_EXERCISE INPUTS:_
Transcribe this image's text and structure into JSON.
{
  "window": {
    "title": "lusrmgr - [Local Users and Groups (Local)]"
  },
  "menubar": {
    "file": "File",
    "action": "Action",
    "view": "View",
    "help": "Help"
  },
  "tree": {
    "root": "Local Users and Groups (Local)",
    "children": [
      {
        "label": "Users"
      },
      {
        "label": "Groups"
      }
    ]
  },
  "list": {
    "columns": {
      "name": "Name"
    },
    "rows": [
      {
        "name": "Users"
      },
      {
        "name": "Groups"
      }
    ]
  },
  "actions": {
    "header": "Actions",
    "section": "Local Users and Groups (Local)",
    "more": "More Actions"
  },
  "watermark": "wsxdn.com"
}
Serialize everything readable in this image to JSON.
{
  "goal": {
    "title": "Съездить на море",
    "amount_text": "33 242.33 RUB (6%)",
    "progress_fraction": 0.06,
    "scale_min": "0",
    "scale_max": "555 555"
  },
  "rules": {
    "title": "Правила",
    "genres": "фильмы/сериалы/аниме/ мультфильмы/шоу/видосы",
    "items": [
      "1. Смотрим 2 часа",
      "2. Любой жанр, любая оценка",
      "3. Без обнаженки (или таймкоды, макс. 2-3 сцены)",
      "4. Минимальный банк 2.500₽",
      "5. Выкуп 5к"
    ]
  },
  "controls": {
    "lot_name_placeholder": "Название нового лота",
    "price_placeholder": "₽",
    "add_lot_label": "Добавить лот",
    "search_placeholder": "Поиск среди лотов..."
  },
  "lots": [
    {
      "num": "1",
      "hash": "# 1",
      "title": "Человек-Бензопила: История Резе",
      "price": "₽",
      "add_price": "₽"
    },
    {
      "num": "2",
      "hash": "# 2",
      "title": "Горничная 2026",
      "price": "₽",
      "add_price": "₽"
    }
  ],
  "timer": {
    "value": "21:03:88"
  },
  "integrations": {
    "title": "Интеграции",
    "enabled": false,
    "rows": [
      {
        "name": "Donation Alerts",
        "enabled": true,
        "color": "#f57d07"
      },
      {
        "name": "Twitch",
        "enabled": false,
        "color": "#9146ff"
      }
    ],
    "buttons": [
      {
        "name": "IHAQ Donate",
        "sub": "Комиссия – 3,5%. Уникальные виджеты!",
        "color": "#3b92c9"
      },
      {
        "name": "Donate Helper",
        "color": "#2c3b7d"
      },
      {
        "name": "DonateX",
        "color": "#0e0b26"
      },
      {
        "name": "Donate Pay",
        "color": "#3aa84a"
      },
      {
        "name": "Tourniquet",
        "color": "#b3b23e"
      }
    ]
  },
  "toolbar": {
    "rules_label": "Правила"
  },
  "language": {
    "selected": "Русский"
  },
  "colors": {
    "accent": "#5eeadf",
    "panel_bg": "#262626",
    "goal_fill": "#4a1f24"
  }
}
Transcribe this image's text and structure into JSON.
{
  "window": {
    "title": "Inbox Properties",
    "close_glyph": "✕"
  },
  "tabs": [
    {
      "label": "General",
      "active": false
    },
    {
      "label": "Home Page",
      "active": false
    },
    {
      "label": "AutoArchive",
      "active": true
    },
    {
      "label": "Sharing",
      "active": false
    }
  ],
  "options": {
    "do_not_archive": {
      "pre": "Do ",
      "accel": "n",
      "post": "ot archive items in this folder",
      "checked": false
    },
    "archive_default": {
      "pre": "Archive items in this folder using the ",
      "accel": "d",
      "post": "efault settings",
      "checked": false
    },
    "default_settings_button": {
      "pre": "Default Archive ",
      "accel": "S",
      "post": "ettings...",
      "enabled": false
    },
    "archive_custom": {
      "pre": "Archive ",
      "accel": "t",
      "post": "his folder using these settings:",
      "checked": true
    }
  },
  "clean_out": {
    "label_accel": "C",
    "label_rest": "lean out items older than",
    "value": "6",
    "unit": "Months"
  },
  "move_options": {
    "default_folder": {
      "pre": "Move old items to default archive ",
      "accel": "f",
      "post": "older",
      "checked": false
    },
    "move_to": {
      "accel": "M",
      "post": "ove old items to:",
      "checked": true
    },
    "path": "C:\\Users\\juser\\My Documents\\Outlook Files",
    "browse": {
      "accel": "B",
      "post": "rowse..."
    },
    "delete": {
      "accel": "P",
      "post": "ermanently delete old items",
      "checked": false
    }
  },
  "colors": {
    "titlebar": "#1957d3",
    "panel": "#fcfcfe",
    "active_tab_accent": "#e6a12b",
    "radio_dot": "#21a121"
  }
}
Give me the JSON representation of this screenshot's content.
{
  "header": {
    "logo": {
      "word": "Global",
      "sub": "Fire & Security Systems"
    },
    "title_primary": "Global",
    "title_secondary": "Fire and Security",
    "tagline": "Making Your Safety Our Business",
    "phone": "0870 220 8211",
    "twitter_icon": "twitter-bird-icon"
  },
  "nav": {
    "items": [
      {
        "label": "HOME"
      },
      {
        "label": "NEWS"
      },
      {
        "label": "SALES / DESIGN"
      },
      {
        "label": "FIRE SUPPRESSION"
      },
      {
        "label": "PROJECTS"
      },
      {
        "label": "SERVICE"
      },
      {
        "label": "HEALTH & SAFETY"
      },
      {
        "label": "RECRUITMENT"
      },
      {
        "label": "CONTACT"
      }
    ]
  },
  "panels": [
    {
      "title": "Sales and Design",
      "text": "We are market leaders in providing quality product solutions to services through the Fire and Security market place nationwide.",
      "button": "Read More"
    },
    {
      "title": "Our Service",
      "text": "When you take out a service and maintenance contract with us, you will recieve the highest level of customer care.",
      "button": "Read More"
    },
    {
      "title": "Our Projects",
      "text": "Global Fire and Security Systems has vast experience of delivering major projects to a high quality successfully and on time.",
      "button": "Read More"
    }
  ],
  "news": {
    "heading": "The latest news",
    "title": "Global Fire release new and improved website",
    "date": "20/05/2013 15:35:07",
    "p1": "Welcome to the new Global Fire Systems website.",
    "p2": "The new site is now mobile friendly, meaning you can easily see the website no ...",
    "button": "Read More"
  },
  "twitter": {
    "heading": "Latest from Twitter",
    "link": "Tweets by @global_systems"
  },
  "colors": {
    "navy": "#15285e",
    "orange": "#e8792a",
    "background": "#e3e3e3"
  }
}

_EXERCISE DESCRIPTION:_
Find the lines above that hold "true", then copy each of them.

_TASK OUTPUT:_
        "enabled": true,
      "active": true
      "checked": true
      "checked": true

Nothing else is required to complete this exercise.